Joining DNA dots
Scientists from Agriculture Victoria, in collaboration with the University of Melbourne, have developed a world-first customised single nucleotide polymorphism chip designed with the latest known genes that affect dairy cattle traits.
The work involves the customisation of a small piece of plastic — an SNP chip — with 50,000 small dots that bind DNA to detect genetic variations on the bovine genome, with the potential to improve dairy breeding worldwide.
Agriculture Victoria research scientist and University of Melbourne fellow Ruidong Xiang said SNP chips helped breeders select animals with genetics of interest by testing tens of thousands of genetic variants to find the genes for important traits in each animal for the purposes of breeding.
“The information obtained from an SNP chip can be used to make genetic predictions for a trait of interest, such as milk production, so breeders can quickly narrow down which animals they are interested in breeding," Dr Xiang said.
“The new customised SNP chip will have better predictions for a trait of interest compared to existing chips currently used in the industry and ultimately improves breeding decisions."
The research team started with 16 million genomic variants from 44,000 Australian dairy cattle and moved along the bovine genome, picking the next best variant until they narrowed it down to 50,000 genetic variations for inclusion on the customised SNP chip.
Dr Xiang said by screening genes of interest to the Australian dairy industry, the team was able to customise the SNP chip to reflect the most up-to-date biological information.
“This method included using more genes associated with 37 dairy traits, which was a huge improvement on the standard chips, as most genetic variants used in the standard chip were not supported by biology,” he said.
The research findings showed the customised biology-informed chip outperformed the standard chip in predicting the genetic value of multiple traits across datasets from 90,000 dairy cattle by up to 10 per cent.

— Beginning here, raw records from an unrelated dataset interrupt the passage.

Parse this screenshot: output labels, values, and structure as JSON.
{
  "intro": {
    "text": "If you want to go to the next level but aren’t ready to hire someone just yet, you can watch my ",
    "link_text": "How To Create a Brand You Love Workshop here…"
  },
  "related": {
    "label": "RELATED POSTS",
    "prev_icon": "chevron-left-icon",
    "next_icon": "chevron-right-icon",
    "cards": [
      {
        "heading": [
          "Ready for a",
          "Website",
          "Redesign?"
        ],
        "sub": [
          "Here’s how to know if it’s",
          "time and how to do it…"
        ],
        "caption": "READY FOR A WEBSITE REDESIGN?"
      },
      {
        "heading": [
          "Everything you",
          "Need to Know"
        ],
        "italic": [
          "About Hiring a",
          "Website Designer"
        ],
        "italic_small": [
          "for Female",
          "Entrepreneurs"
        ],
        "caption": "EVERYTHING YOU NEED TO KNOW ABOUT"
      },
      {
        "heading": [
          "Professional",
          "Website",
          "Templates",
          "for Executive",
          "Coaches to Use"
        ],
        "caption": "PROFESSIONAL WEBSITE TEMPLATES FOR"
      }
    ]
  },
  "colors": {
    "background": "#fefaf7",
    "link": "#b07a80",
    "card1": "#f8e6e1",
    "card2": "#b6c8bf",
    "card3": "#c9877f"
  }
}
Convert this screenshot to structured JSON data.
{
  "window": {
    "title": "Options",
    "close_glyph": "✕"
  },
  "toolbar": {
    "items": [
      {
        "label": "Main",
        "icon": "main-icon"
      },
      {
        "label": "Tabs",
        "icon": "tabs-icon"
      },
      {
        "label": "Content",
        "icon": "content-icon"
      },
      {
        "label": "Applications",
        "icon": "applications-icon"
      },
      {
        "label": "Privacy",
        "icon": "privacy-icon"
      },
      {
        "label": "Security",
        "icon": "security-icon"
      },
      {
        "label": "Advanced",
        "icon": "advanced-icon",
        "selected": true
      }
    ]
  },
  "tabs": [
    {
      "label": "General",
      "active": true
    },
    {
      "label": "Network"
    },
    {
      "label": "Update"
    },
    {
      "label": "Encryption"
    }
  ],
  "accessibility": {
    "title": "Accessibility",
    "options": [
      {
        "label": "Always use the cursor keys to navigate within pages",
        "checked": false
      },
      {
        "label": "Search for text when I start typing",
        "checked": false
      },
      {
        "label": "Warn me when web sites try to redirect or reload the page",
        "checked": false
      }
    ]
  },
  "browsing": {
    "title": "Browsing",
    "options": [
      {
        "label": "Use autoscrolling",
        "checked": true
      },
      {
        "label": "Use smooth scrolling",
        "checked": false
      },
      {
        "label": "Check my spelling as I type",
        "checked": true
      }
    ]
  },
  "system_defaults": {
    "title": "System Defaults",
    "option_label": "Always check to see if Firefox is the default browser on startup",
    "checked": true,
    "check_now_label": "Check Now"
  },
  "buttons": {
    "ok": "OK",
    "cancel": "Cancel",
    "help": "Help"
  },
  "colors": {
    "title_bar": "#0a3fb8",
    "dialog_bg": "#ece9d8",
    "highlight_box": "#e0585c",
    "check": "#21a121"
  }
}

Read more about the research findings in the open access scientific journal Nature Communications at: https://www.nature.com/articles/s41467-021-21001-0